For little ones, a treasure basket is a simple-yet-effective way of offering an alternative to the plastic toys so commonly available.
There is no one right collection, they are a mix of items which can be adapted to suit the child, their needs and the occasion.
Over the years we have given a great deal of thought to what makes a good treasure basket. We start with natural items such as seeds, shells and lots of things made from wood, metal or fabrics, but there is more to it than that.
We try to provide a balance of objects which appeal to the different senses and have a wide range of textures, shapes and movements.
At the same time, we think it is important to ask ourselves what a child will learn from handling an object.
What experience, new or familiar, will it have? What can a child do with it? Because it’s by repeating actions in their play that they begin to make sense of their world.
They start to learn new words, not only names of objects but positioning words like ‘inside’ and ‘behind’, and comparisons of size, such as ‘bigger’, ‘smaller’ and ‘longer’. They begin to make connections and comparisons, and recognise colours and patterns of different kinds.
So, we choose resources which are good quality, fascinating and intriguing but safe, using everyday items and natural materials wherever possible. We try to balance the baskets with things from different categories.
From smell we choose lavender, herbs or spices. From sound we have bells, a rattle and something metal to bang.
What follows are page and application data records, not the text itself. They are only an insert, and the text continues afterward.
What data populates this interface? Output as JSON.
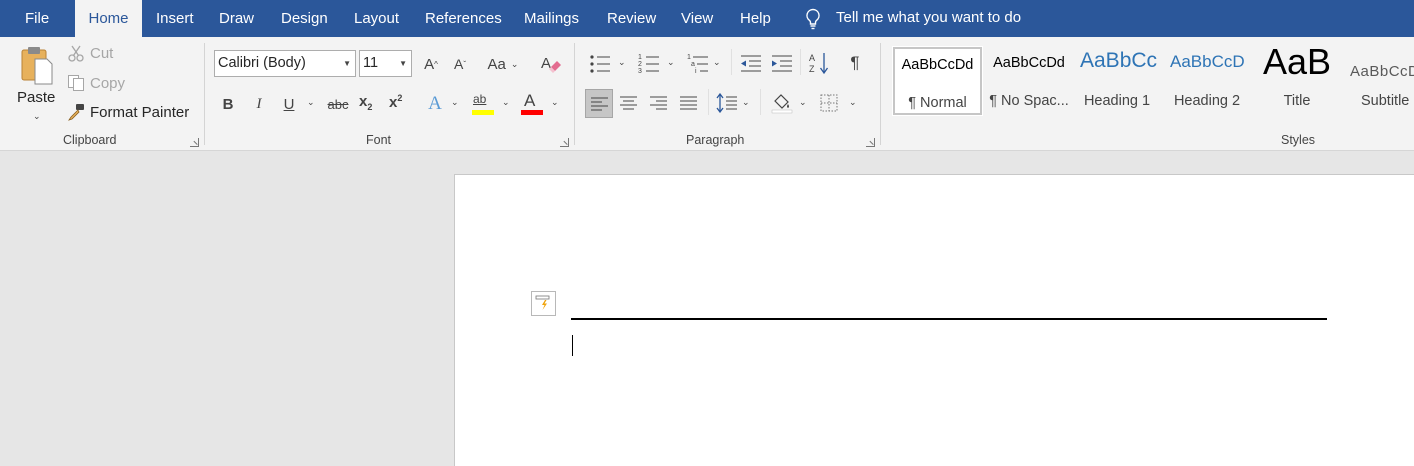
{
  "menubar": {
    "tabs": [
      {
        "label": "File"
      },
      {
        "label": "Home"
      },
      {
        "label": "Insert"
      },
      {
        "label": "Draw"
      },
      {
        "label": "Design"
      },
      {
        "label": "Layout"
      },
      {
        "label": "References"
      },
      {
        "label": "Mailings"
      },
      {
        "label": "Review"
      },
      {
        "label": "View"
      },
      {
        "label": "Help"
      }
    ],
    "active_tab": "Home",
    "tell_me": "Tell me what you want to do"
  },
  "clipboard": {
    "label": "Clipboard",
    "paste": "Paste",
    "cut": "Cut",
    "copy": "Copy",
    "format_painter": "Format Painter"
  },
  "font": {
    "label": "Font",
    "font_name": "Calibri (Body)",
    "font_size": "11",
    "change_case": "Aa",
    "bold": "B",
    "italic": "I",
    "underline": "U",
    "strikethrough": "abc",
    "subscript": "x",
    "subscript_mark": "2",
    "superscript": "x",
    "superscript_mark": "2",
    "text_effects": "A",
    "highlight": "ab",
    "font_color": "A",
    "highlight_color": "#ffff00",
    "font_color_value": "#ff0000"
  },
  "paragraph": {
    "label": "Paragraph",
    "pilcrow": "¶"
  },
  "styles": {
    "label": "Styles",
    "items": [
      {
        "preview": "AaBbCcDd",
        "name": "¶ Normal",
        "selected": true
      },
      {
        "preview": "AaBbCcDd",
        "name": "¶ No Spac..."
      },
      {
        "preview": "AaBbCc",
        "name": "Heading 1"
      },
      {
        "preview": "AaBbCcD",
        "name": "Heading 2"
      },
      {
        "preview": "AaB",
        "name": "Title"
      },
      {
        "preview": "AaBbCcD",
        "name": "Subtitle"
      }
    ]
  },
  "colors": {
    "accent": "#2b579a",
    "ribbon_bg": "#f3f3f3",
    "canvas_bg": "#e6e6e6"
  }
}
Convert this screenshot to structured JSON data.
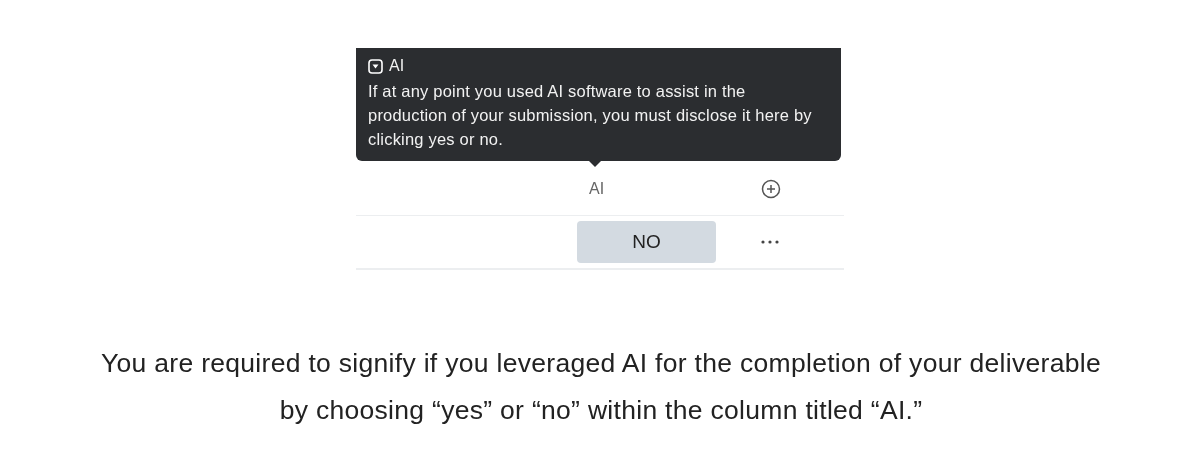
{
  "tooltip": {
    "title": "AI",
    "text": "If at any point you used AI software to assist in the production of your submission, you must disclose it here by clicking yes or no."
  },
  "table": {
    "columns": [
      {
        "label": "AI"
      }
    ],
    "rows": [
      {
        "value": "NO"
      }
    ]
  },
  "caption": "You are required to signify if you leveraged AI for the completion of your deliverable by choosing “yes” or “no” within the column titled “AI.”"
}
And from light and colour we have something to see through (peek-a-boo-fabric), something reflective, shiny or flashing, and a range of colours.
We include containers with different fastenings, or which could hold different things – water, coins, seeds – we add things which move with different actions – twist, roll or flex – and we ensure there are things which are soft and fluffy as well as hard or prickly, because the richer the play the richer the vocabulary, and the more powerful the learning will be.
We also add some guidance to explain this, and to show the links to the EYFS.
Treasure baskets are suitable for babies from about 8-9 months who can sit up (possibly propped by cushions) and grasp securely. As they play, these babies ask themselves ‘What is this? What is it like?’, and then… promptly put it in their mouths!
Toddlers, on the other hand, want to know ‘What will it do?’, and then later on ‘What else can I do with it?’.
The collection in the basket needs to reflect this, and fit the physical, mental and developmental skills of the child. So you need different collections for babies and toddlers.
By about two years the toddler is developing language and making connections. Again, what goes in the treasure baskets can feed that curiosity and development.
By this time, they recognise colours, patterns and can put together pairs. They recognise shapes, and can put them together to build. Their fingers are nimble and they can thread beads, put rings on hooks or throw balls more accurately.
For this stage of development our collections stimulate and encourage that progression, and focus more precisely on ‘the senses’ or general ideas of early numeracy.
We also have collections of brushes, spoons or containers with the potential for all sorts of talking points and exploration. Children will use items from baskets and loose parts in their imaginative play.
Fir cones, shells, wood slices or dried seeds become loads for lorries, food for dolls, artworks and buildings, treasure for pirates or secrets in a purse.
Some collections have things which are all the same, others have a range of shapes, sizes or colours. All this helps to develop their ideas through heuristic or discovery play, both indoors or out.
Treasure baskets not only offer a lot of opportunities to help children learn through play, they also provide an effective way to support catch-up learning or practise of a second language – for any age.
They suit small-group play or individual sessions when a child needs particular help.
Home visits, hospital learning and support for those with problems all benefit from good-quality and interesting collections. This learning is not bound by ability, culture or background situation, but can be universally applicable.
Good-quality treasure baskets and collections sit very comfortably within the EYFS, and offer opportunities for children to work individually or together. They capture the child’s interest – which is the essential starting point from which to learn. The rest is child’s play.
Curious Fox Company 3 times winners at The Teach Early Years Awards have been involved in making up Treasure Baskets and Collections for over 15 years now.
We specialise in making treasure baskets for children in their early years, eager to find out more about their world and for adults who are keen to stimulate their learning and development through play, to give them a good start in life.